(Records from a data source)

------------------------------------------------------------

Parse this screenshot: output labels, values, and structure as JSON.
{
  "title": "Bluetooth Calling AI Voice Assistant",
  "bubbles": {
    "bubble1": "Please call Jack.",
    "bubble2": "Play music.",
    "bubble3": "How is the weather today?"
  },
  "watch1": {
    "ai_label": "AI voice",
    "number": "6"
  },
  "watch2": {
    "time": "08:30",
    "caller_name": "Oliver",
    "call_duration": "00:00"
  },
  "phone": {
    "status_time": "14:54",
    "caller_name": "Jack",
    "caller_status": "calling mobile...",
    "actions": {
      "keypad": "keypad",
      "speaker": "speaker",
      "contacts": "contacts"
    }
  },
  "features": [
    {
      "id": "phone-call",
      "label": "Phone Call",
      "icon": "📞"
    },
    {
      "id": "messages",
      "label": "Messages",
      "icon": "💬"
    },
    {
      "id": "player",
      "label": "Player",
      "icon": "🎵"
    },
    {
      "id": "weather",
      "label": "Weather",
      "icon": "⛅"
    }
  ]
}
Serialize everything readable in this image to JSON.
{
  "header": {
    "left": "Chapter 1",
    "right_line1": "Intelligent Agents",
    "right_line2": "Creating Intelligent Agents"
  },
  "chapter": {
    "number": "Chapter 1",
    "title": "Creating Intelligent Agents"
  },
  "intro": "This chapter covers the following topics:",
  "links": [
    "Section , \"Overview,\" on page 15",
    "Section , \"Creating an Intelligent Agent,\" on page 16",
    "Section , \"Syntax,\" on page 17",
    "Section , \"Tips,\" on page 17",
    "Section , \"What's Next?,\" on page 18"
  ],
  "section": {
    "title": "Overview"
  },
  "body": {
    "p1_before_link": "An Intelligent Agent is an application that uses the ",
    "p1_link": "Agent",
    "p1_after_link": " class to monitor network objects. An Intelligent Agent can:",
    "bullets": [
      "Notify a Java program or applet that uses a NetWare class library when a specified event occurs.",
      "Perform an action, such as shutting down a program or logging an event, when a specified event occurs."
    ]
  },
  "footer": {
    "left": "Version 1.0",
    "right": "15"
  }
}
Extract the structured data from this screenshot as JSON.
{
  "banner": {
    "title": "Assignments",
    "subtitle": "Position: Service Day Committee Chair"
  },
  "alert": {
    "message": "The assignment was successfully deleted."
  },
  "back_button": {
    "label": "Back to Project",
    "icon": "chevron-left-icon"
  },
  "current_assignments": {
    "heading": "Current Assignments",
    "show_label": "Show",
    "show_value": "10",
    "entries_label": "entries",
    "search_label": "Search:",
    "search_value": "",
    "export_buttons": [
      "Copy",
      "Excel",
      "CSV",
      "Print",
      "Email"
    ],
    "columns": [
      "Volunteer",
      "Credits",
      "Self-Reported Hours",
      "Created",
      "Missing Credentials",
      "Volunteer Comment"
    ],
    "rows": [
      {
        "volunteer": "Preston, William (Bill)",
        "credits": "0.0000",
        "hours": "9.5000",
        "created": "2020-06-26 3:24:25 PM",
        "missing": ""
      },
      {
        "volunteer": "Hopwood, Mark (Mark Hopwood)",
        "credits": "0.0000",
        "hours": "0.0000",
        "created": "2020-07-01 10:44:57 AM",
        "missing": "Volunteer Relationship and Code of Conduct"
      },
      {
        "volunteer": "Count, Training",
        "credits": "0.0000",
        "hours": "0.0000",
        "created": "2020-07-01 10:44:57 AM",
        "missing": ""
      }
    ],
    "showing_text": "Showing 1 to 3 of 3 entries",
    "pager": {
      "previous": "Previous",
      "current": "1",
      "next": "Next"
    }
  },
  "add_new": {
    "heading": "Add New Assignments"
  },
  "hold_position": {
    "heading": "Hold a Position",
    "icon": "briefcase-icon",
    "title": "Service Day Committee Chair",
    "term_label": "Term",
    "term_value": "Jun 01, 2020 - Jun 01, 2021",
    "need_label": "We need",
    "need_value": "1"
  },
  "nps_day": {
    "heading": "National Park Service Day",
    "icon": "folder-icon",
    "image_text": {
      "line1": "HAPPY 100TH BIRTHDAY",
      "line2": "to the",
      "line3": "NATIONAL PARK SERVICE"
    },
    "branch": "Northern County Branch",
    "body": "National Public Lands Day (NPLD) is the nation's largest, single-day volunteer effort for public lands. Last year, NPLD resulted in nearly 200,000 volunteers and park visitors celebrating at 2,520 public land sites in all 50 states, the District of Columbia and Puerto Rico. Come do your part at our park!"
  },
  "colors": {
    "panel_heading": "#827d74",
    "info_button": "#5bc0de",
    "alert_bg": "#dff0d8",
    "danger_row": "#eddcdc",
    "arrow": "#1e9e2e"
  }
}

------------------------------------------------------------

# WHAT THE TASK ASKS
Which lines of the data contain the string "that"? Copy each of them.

# EXERCISE RESULT
    "p1_before_link": "An Intelligent Agent is an application that uses the ",
      "Notify a Java program or applet that uses a NetWare class library when a specified event occurs.",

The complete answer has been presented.